***** Supplied data

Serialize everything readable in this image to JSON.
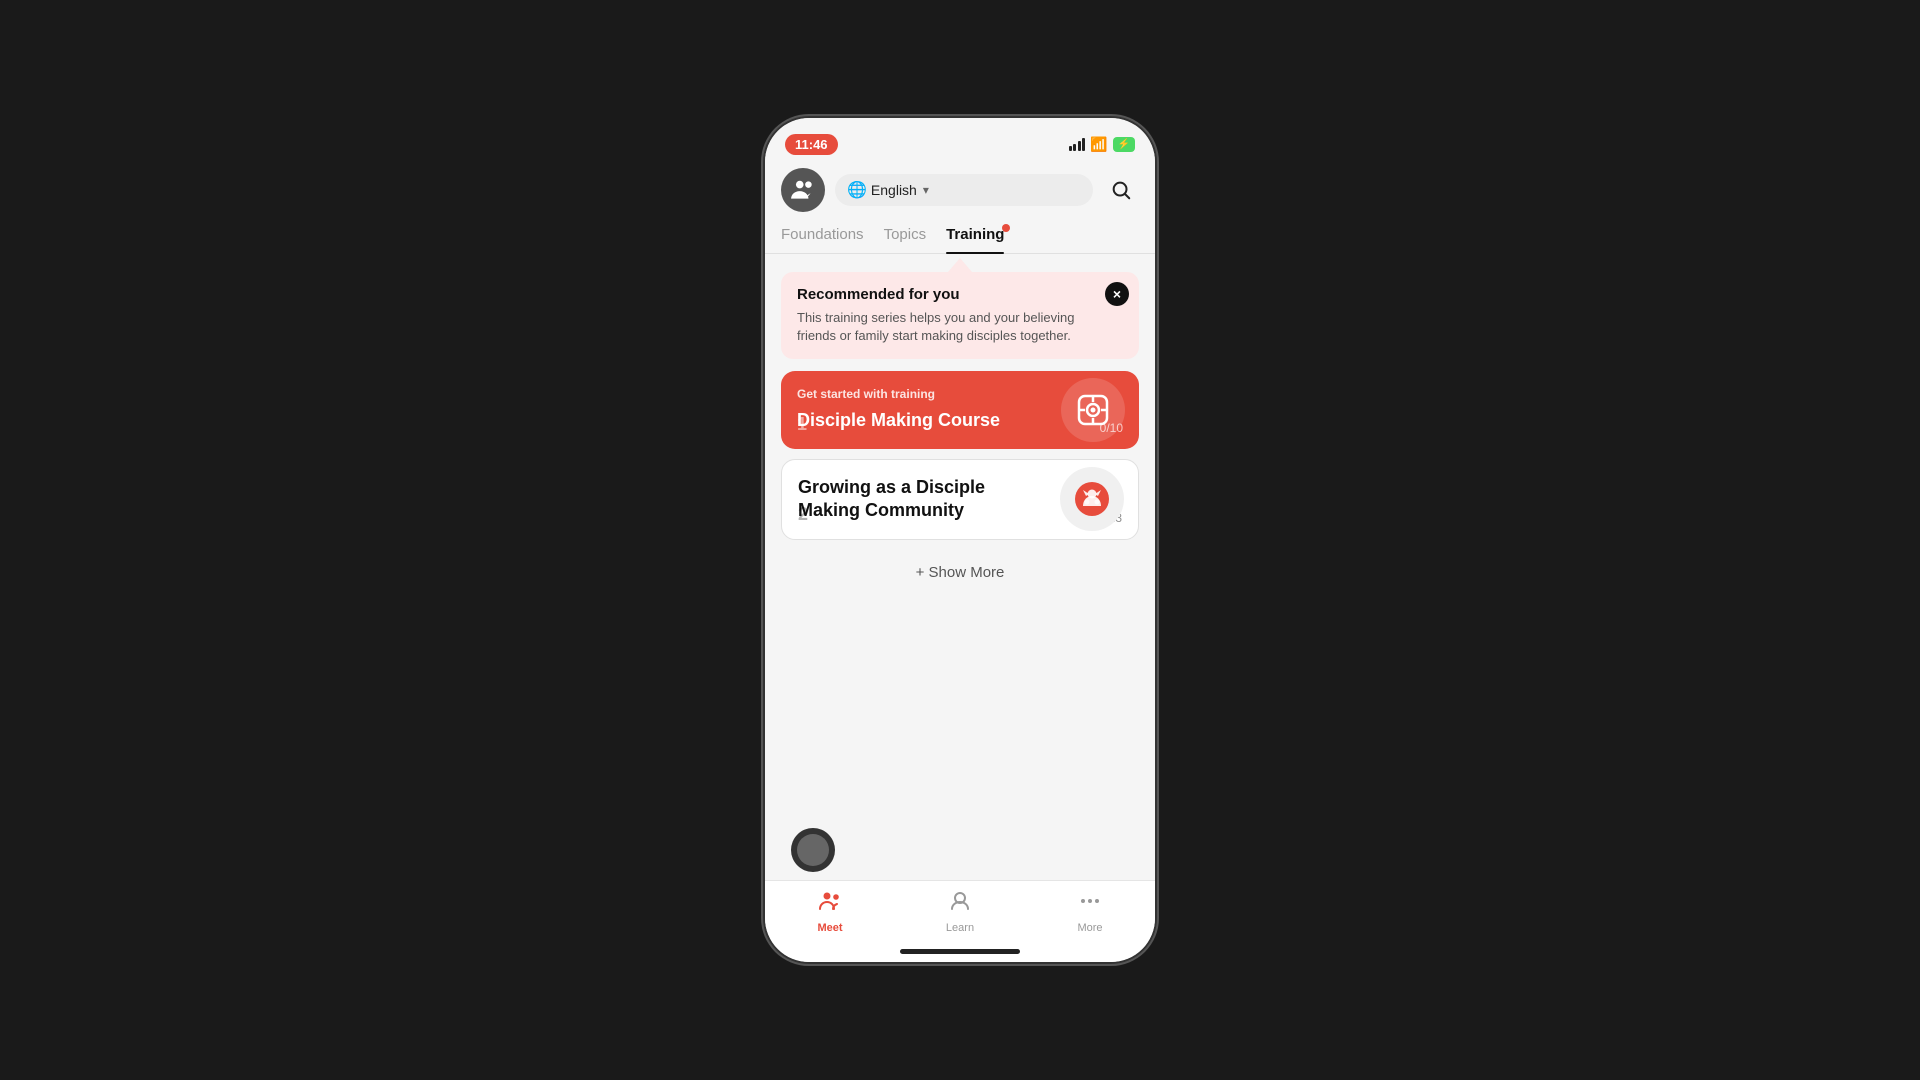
{
  "statusBar": {
    "time": "11:46",
    "batteryLabel": "⚡"
  },
  "header": {
    "avatarIcon": "👥",
    "language": "English",
    "searchIcon": "🔍"
  },
  "tabs": [
    {
      "label": "Foundations",
      "active": false
    },
    {
      "label": "Topics",
      "active": false
    },
    {
      "label": "Training",
      "active": true
    }
  ],
  "recommendationBanner": {
    "title": "Recommended for you",
    "description": "This training series helps you and your believing friends or family start making disciples together.",
    "closeLabel": "×"
  },
  "courses": [
    {
      "id": 1,
      "sectionLabel": "Get started with training",
      "title": "Disciple Making Course",
      "number": "1",
      "progress": "0/10",
      "variant": "red",
      "iconChar": "⊙"
    },
    {
      "id": 2,
      "sectionLabel": "",
      "title": "Growing as a Disciple Making Community",
      "number": "2",
      "progress": "0/13",
      "variant": "white",
      "iconChar": "🦊"
    }
  ],
  "showMore": "+ Show More",
  "bottomTabs": [
    {
      "label": "Meet",
      "active": true,
      "icon": "meet"
    },
    {
      "label": "Learn",
      "active": false,
      "icon": "learn"
    },
    {
      "label": "More",
      "active": false,
      "icon": "more"
    }
  ]
}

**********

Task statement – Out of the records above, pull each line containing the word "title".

Exercise solution –
    "title": "Recommended for you",
      "title": "Disciple Making Course",
      "title": "Growing as a Disciple Making Community",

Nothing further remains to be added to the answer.